GOAL OF THE EXERCISE :: In the data below, which lines contain "this"? List them by copying each one.

***** DATA PROVIDED

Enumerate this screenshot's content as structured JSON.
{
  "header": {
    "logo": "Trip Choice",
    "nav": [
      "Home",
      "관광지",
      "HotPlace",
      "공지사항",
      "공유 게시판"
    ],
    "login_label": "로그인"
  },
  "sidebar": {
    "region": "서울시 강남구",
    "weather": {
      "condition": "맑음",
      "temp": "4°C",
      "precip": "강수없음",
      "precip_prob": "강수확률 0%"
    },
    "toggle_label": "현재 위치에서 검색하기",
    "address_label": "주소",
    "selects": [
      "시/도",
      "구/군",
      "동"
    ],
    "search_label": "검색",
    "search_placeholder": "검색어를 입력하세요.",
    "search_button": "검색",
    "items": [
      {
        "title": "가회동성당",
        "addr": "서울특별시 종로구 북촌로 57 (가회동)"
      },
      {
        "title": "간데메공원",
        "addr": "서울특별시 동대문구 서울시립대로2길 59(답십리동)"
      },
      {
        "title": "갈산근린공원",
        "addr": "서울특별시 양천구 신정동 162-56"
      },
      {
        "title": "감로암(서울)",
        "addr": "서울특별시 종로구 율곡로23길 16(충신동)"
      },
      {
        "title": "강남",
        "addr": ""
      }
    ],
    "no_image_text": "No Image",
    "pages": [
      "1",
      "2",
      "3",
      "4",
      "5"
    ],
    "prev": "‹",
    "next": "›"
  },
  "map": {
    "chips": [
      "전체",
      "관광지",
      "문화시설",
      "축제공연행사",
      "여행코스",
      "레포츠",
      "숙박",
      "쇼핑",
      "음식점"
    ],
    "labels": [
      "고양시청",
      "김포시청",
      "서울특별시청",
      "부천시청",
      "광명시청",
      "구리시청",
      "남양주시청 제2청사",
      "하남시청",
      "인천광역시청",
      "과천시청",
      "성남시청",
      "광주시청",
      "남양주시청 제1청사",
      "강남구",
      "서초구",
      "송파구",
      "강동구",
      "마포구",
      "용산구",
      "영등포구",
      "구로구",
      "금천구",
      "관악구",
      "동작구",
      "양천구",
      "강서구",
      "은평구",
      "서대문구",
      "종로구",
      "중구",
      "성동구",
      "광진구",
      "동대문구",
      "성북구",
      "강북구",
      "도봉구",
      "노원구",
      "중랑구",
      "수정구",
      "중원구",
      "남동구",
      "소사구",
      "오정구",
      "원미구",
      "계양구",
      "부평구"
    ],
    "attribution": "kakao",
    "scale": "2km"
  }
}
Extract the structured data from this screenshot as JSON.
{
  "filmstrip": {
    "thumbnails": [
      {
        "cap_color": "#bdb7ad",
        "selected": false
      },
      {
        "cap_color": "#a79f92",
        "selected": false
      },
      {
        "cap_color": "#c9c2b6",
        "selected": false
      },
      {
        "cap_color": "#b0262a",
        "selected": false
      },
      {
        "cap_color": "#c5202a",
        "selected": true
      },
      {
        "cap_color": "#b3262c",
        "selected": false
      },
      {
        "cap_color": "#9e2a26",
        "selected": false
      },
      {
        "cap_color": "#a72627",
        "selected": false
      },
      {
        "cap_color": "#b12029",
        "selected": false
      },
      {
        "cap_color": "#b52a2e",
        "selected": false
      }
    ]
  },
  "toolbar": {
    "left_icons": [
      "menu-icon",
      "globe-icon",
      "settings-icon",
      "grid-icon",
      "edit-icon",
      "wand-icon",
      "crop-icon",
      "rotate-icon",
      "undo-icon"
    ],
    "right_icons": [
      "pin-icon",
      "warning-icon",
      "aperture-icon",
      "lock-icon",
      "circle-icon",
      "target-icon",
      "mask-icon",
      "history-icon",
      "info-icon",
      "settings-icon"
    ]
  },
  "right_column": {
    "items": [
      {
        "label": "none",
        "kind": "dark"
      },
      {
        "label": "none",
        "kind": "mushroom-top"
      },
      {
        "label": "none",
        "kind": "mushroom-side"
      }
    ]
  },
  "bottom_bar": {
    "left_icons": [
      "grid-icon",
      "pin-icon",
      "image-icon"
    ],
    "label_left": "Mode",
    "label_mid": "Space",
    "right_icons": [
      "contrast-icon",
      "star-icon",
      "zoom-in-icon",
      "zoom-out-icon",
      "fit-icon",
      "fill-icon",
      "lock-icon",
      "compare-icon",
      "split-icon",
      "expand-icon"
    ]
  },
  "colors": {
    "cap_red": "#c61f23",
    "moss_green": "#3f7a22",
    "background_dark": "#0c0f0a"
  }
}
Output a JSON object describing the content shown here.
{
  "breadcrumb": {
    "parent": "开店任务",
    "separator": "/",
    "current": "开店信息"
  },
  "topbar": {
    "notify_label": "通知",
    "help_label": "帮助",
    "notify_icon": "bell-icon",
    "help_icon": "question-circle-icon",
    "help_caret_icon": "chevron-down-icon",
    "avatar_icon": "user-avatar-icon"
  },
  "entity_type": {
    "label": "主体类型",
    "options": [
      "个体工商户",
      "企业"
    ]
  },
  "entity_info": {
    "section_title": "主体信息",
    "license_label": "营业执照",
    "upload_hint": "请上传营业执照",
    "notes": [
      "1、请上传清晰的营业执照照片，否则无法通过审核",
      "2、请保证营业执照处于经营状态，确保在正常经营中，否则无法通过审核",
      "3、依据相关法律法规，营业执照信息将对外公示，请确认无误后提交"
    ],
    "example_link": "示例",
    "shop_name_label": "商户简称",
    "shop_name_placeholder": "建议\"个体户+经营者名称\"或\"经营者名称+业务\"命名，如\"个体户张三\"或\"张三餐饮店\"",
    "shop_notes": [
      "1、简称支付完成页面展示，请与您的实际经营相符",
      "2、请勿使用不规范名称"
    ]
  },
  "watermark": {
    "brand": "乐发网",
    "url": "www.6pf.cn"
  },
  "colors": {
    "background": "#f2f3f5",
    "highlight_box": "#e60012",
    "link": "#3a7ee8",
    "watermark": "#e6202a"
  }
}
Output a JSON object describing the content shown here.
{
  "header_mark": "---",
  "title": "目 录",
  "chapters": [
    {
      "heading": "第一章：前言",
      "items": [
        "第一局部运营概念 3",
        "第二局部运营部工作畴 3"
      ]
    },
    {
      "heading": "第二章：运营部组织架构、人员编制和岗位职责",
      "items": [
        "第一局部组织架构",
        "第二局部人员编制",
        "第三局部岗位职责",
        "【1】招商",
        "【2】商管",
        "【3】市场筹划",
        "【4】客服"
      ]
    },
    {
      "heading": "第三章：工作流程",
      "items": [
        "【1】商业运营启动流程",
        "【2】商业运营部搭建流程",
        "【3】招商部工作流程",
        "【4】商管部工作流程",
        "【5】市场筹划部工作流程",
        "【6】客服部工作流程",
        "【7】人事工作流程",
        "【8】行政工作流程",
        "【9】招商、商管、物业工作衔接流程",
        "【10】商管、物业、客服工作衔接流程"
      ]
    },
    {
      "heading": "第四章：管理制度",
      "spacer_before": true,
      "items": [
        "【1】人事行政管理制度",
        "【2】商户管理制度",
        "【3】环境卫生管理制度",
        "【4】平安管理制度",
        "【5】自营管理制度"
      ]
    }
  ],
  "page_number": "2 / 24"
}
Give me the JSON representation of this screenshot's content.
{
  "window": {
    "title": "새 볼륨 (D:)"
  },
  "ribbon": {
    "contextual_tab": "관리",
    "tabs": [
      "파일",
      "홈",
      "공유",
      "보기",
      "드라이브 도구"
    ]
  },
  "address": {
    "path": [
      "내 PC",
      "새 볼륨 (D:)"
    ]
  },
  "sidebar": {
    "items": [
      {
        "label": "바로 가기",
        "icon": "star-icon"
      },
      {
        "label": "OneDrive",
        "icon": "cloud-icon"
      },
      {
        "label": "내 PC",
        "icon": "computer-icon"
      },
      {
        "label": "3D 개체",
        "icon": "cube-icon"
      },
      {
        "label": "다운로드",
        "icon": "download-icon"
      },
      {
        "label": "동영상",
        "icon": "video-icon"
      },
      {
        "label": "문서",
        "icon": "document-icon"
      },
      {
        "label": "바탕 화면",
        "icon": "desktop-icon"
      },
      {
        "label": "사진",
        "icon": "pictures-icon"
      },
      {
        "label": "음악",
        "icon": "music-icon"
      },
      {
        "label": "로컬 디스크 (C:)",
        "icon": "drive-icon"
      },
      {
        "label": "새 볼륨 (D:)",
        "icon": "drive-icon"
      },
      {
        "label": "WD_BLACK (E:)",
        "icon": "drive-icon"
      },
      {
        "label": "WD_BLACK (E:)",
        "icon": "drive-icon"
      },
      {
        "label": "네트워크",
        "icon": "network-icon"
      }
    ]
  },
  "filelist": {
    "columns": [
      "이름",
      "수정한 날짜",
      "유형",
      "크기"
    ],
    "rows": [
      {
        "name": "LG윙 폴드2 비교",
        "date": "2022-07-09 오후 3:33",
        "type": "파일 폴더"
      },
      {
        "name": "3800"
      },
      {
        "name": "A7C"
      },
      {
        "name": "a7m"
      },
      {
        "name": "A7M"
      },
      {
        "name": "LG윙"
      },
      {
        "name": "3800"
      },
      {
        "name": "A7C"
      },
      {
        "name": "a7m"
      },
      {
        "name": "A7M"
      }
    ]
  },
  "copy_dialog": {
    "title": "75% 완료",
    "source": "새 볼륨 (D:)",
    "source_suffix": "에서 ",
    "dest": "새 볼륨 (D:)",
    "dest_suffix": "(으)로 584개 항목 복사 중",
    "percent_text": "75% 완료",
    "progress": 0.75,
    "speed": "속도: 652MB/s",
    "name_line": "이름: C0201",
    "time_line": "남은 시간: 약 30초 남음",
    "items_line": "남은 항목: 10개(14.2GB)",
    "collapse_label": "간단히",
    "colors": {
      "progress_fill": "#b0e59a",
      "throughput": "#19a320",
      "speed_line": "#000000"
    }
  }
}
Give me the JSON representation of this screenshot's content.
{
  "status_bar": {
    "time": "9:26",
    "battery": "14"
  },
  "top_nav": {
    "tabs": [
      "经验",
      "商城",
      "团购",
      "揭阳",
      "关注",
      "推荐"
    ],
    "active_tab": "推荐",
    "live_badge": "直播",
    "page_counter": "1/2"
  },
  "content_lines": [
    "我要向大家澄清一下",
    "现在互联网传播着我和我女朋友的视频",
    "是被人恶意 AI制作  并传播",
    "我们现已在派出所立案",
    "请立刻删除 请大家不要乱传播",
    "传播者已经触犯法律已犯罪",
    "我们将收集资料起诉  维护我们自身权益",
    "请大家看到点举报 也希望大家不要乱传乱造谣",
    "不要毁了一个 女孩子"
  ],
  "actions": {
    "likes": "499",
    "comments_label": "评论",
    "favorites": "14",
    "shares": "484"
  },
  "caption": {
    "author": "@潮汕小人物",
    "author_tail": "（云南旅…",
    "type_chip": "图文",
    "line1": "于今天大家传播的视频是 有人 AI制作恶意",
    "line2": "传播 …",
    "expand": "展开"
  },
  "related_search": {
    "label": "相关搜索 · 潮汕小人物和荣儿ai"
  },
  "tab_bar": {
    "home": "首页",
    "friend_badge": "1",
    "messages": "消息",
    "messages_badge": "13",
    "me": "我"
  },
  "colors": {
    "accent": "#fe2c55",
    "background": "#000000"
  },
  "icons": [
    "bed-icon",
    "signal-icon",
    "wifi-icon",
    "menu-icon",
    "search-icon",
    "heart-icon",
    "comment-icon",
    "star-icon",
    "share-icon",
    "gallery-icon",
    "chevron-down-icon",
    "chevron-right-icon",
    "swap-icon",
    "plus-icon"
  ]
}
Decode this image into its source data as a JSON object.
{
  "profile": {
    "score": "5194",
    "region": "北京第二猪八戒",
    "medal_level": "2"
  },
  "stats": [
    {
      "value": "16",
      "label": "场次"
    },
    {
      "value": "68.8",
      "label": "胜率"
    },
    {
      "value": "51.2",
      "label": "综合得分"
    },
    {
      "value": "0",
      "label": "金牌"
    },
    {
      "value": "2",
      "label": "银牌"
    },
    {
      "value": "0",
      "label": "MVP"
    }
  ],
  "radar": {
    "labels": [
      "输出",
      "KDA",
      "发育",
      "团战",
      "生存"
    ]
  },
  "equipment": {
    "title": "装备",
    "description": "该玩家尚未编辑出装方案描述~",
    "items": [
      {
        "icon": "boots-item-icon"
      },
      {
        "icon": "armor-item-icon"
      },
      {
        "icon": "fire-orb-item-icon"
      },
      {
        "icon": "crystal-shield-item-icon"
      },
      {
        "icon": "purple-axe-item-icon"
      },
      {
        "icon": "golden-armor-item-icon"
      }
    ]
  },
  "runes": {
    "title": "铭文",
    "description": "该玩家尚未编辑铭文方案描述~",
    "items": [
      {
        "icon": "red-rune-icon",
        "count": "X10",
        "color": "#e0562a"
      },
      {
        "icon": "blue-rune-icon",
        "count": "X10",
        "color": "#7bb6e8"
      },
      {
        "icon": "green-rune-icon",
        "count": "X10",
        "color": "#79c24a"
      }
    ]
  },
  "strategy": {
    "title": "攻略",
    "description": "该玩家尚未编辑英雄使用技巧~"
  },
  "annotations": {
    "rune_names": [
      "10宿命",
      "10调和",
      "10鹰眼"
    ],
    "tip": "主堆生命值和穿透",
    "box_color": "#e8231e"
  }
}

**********

YOUR SOLUTION ::
Enumerate this screenshot's content as structured JSON.
Extract the structured data from this screenshot as JSON.
Give me the JSON representation of this screenshot's content.
Give me the JSON representation of this screenshot's content.
Decode this image into its source data as a JSON object.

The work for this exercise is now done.